*TASK REQUIREMENTS*.
The lines you return should be those containing the string "Temperature", taken from the data below.

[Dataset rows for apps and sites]
|---|
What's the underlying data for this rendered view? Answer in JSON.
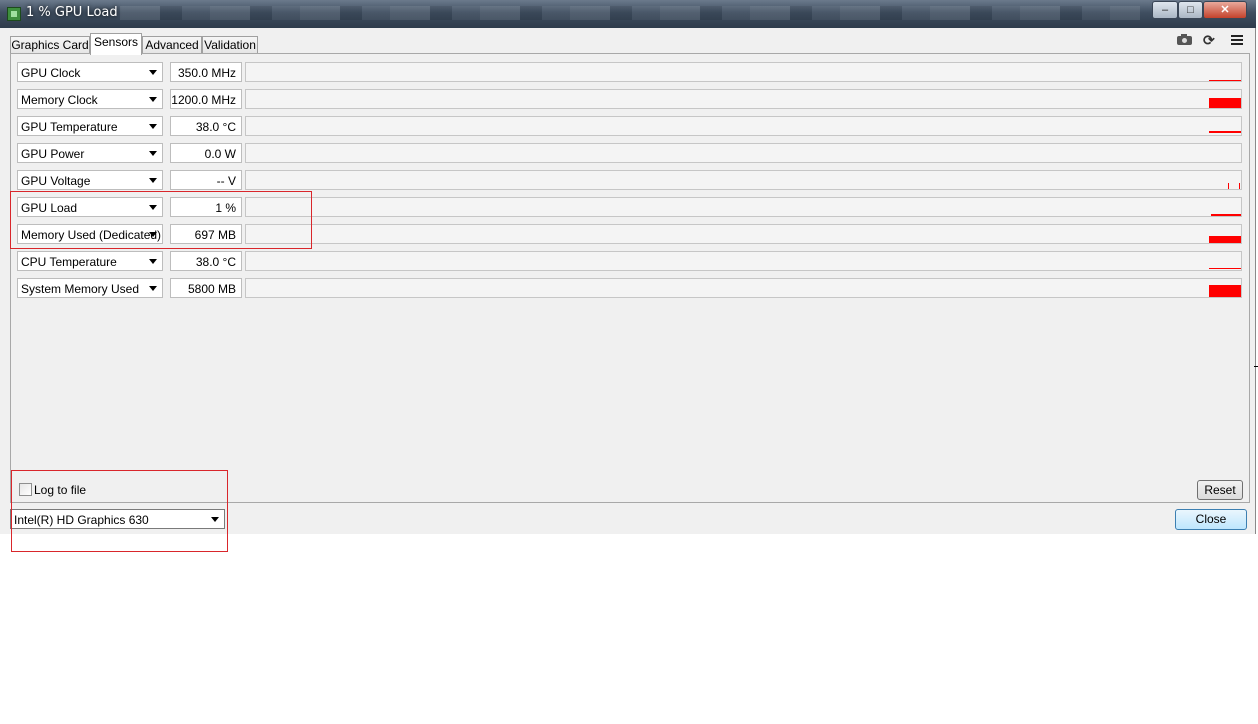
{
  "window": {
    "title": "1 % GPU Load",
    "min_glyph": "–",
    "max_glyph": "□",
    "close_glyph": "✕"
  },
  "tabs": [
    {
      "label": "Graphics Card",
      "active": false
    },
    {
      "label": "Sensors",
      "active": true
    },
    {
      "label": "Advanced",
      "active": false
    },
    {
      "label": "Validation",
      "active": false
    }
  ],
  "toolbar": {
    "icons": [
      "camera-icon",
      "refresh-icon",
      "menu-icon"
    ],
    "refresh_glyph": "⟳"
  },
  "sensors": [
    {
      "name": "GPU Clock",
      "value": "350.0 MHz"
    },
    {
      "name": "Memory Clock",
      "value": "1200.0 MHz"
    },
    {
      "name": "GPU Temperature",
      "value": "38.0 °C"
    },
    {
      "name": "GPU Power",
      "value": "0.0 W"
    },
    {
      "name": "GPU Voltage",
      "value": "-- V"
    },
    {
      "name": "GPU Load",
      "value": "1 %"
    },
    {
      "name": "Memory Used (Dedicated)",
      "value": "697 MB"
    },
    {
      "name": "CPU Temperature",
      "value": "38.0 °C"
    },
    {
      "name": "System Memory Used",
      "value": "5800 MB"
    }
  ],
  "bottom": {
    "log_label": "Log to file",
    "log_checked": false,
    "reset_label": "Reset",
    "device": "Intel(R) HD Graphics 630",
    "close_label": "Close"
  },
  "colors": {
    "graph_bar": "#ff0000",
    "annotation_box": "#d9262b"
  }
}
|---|
*COMPLETED EXERCISE*.
      "name": "GPU Temperature",
      "name": "CPU Temperature",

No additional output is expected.